    Cath,Thanks for your comment. It did indeed come across as friendly. And thanks for pointing out Strong’s – I know of it, but completely neglected to check it when researching this piece.I agree that, as a Humanist, I will fail to pick up on many of the connections and meanings that seem obvious to Christians reading this book.(In the same vein, I think Christians and other religious people often fail to see the deep spirituality and reverence in works by atheists like Richard Dawkins on evolution and science in general.)Certainly, I agree that whoever wrote these two books, he (or they) believed in the creator God of the Jewish people. I hope my discussion didn’t suggest that I thought these books were written by religious sceptics.My choice as someone who doesn’t accept the religious claims made on behalf of the whole Bible is this: I can either set the whole thing aside as irrelevant because it will never mean the same thing to me as it does to Christians; or I can pick it up and see what meaning I can find in it as a Humanist.I think it’s in The God Delusion that Dawkins points out the deep cultural penetration of the Bible – it’s in our language, in our literature, in our calendar, and of course in the minds and hearts of many of our neighbours.
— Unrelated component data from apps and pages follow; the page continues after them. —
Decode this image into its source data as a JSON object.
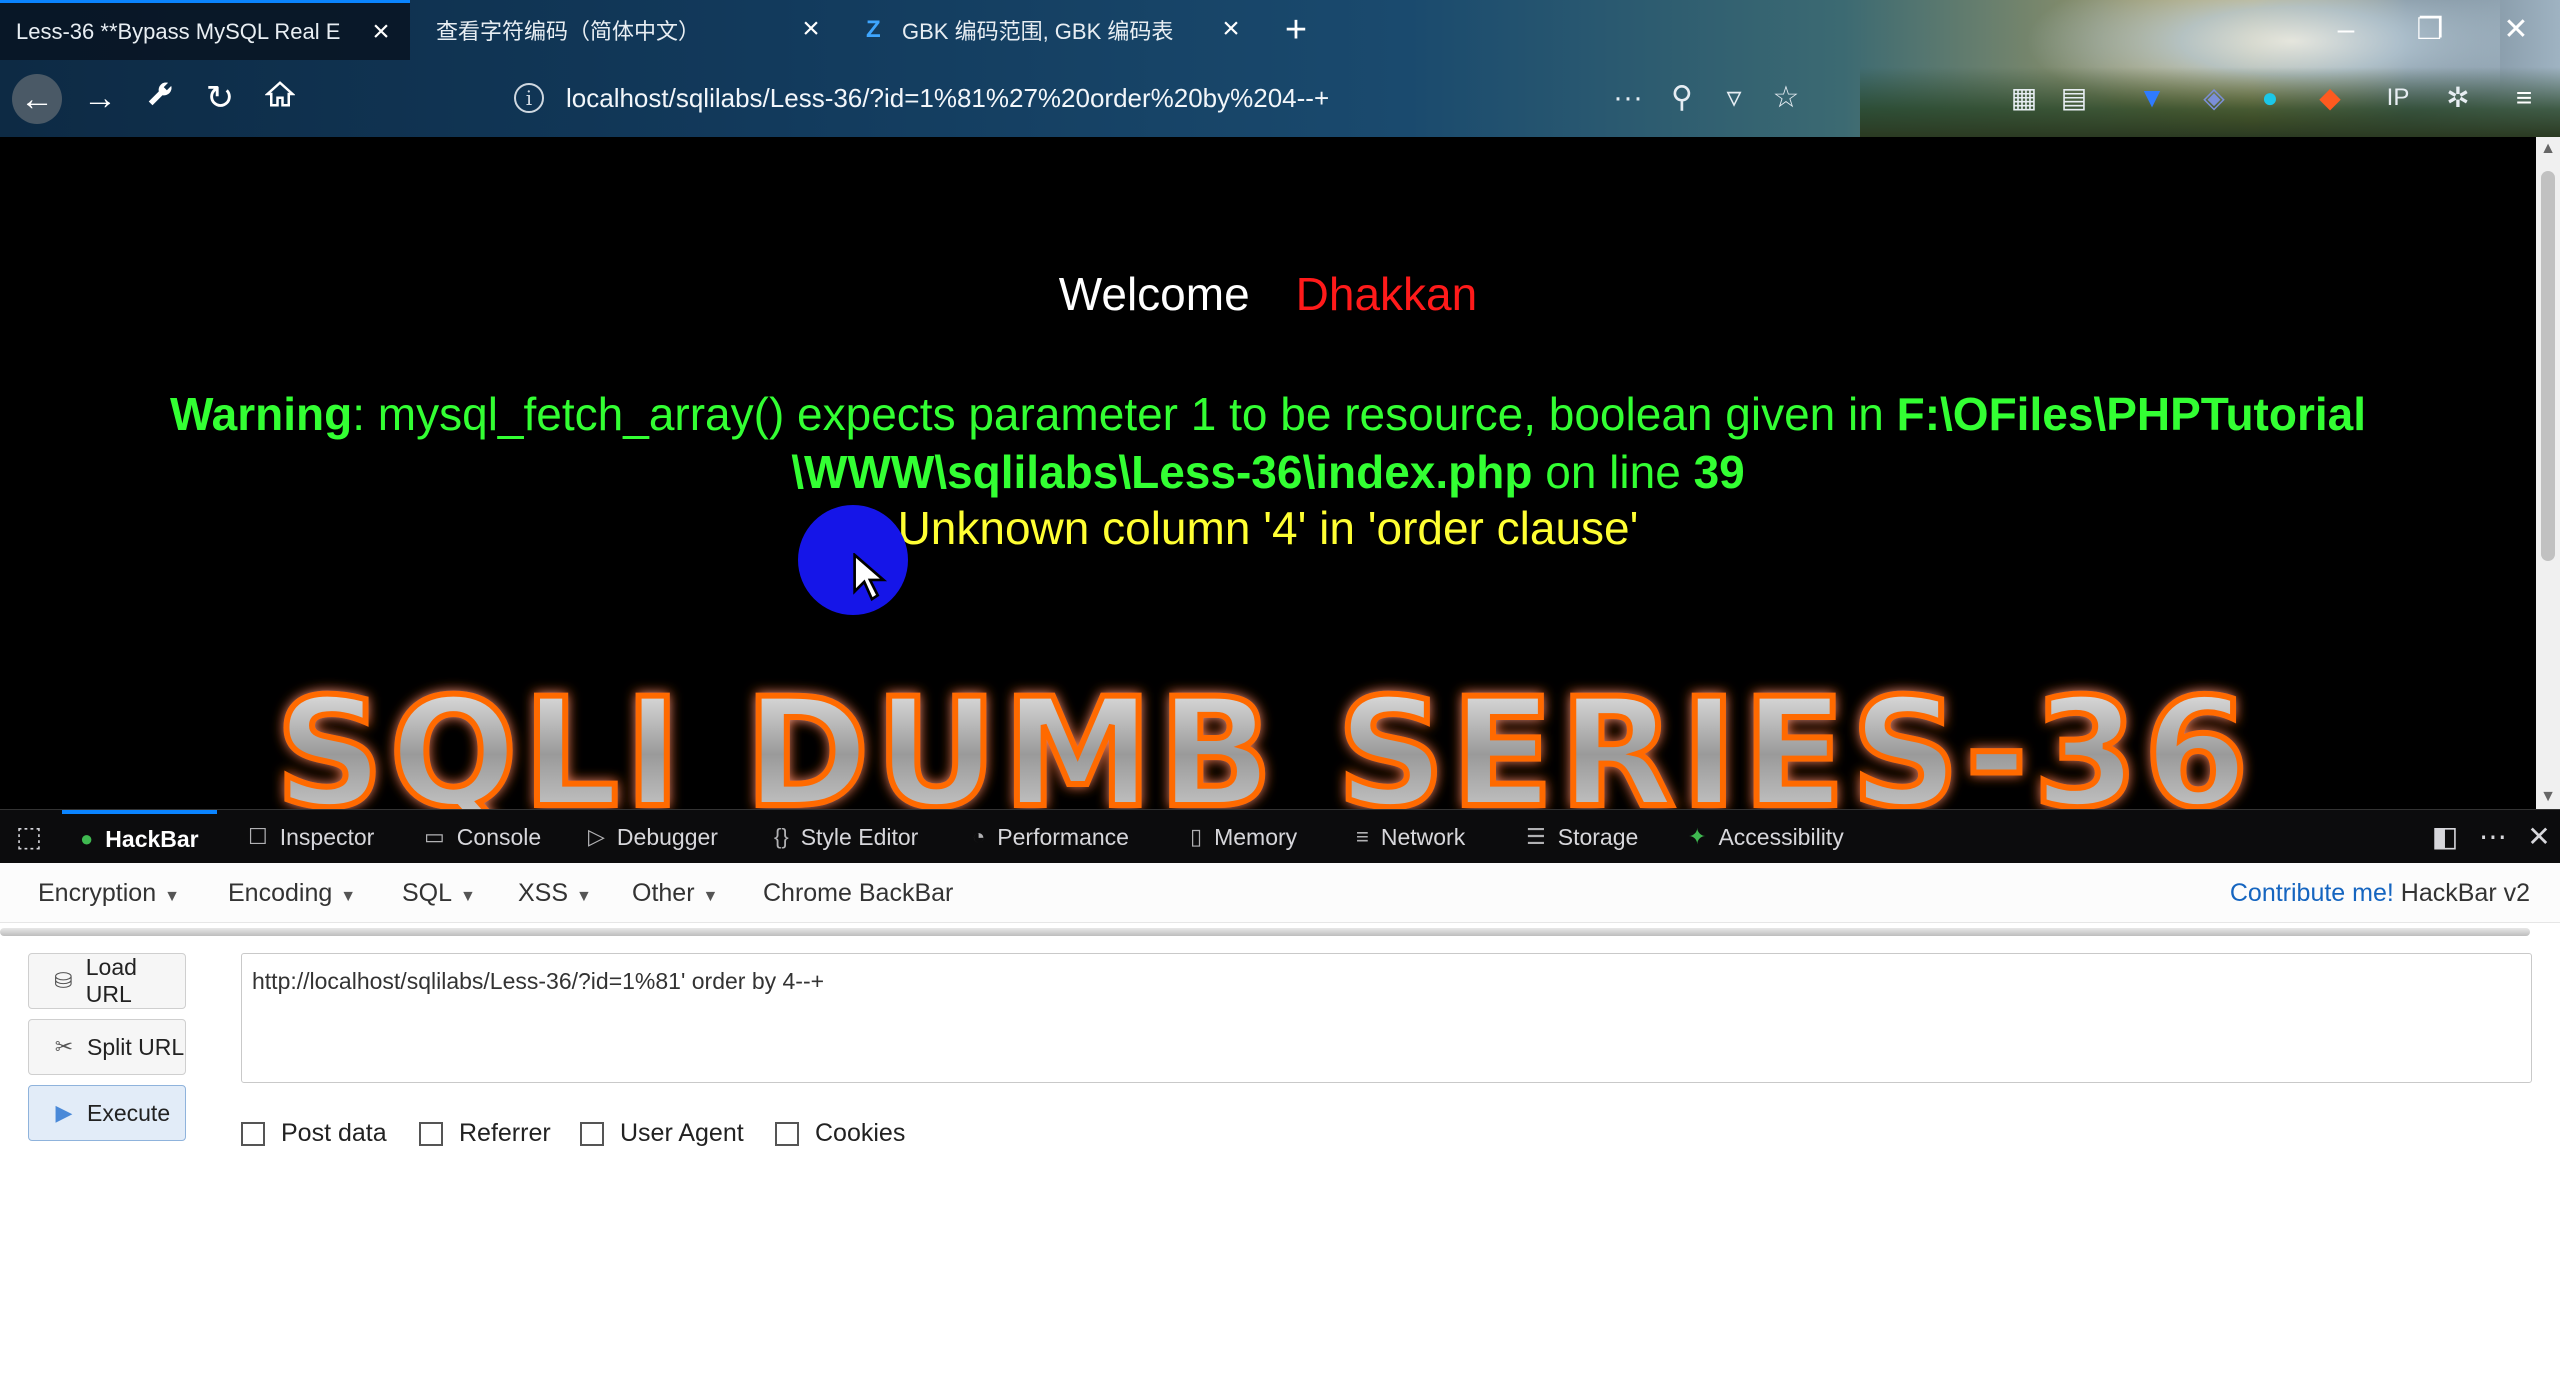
{
  "browser": {
    "tabs": [
      {
        "title": "Less-36 **Bypass MySQL Real E",
        "active": true
      },
      {
        "title": "查看字符编码（简体中文）",
        "active": false
      },
      {
        "title": "GBK 编码范围, GBK 编码表",
        "favicon": "Z",
        "active": false
      }
    ],
    "url": "localhost/sqlilabs/Less-36/?id=1%81%27%20order%20by%204--+"
  },
  "page": {
    "welcome": "Welcome",
    "name": "Dhakkan",
    "warning_label": "Warning",
    "warning_text": ": mysql_fetch_array() expects parameter 1 to be resource, boolean given in ",
    "warning_path": "F:\\OFiles\\PHPTutorial \\WWW\\sqlilabs\\Less-36\\index.php",
    "warning_online": " on line ",
    "warning_line": "39",
    "sql_error": "Unknown column '4' in 'order clause'",
    "banner": "SQLI DUMB SERIES-36"
  },
  "devtools": {
    "tabs": [
      "HackBar",
      "Inspector",
      "Console",
      "Debugger",
      "Style Editor",
      "Performance",
      "Memory",
      "Network",
      "Storage",
      "Accessibility"
    ],
    "active_tab": "HackBar"
  },
  "hackbar": {
    "menus": [
      "Encryption",
      "Encoding",
      "SQL",
      "XSS",
      "Other"
    ],
    "chrome_backbar": "Chrome BackBar",
    "contribute": "Contribute me!",
    "version": "HackBar v2",
    "load_url": "Load URL",
    "split_url": "Split URL",
    "execute": "Execute",
    "url_value": "http://localhost/sqlilabs/Less-36/?id=1%81' order by 4--+",
    "checkboxes": [
      "Post data",
      "Referrer",
      "User Agent",
      "Cookies"
    ]
  },
  "colors": {
    "accent": "#0a84ff",
    "welcome_name": "#ff1a1a",
    "warning": "#33ff33",
    "sql_error": "#ffff33",
    "banner_glow": "#ff6a00"
  }
}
I now (thanks to Dale’s series) understand references such as the phrase “doubting Thomas”. Like Dale (and perhaps unlike many devout believers), I see Thomas as an example of an appropriate reaction to extraordinary claims; but I also see why the phrase is commonly used in a pejorative sense.And of course, despite our deep disagreements about the origin, meaning, and interpretation of these books, I take some pleasure in the knowledge that at least you and I can agree that Ecclesiastes and Song of Songs are beautiful bits of writing.It may feel that this is a superficial agreement – one that satisfies neither your belief in the divine purpose behind the books nor mine that supernatural beliefs are a distraction from the facts about human nature and history revealed by skeptical inquiry into them. But hey, superficial agreement, where people are truly interested in getting along, is much better than complete disagreement.

  3. cath Says:

    Tim, that’s real agreement on a … perhaps not superficial but … secondary consideration :-)Can you tell me more about spirituality and reverence among atheists?cath

  4. Timothy Mills Says:

    Such a great question, I answered it in a whole new post.

  5. Spirituality and reverence « Friendly Humanist Says:

    […] Humanist Trying to live by compassion and reason – thoughts on the journey « Humanism in the Bible Humanism and atheism – an analogy […]

Leave a Reply

Please log in using one of these methods to post your comment:

WordPress.com Logo

You are commenting using your WordPress.com account. Log Out /  Change )

Google+ photo

You are commenting using your Google+ account. Log Out /  Change )

Twitter picture

You are commenting using your Twitter account. Log Out /  Change )

Facebook photo

You are commenting using your Facebook account. Log Out /  Change )

w

Connecting to %s


%d bloggers like this: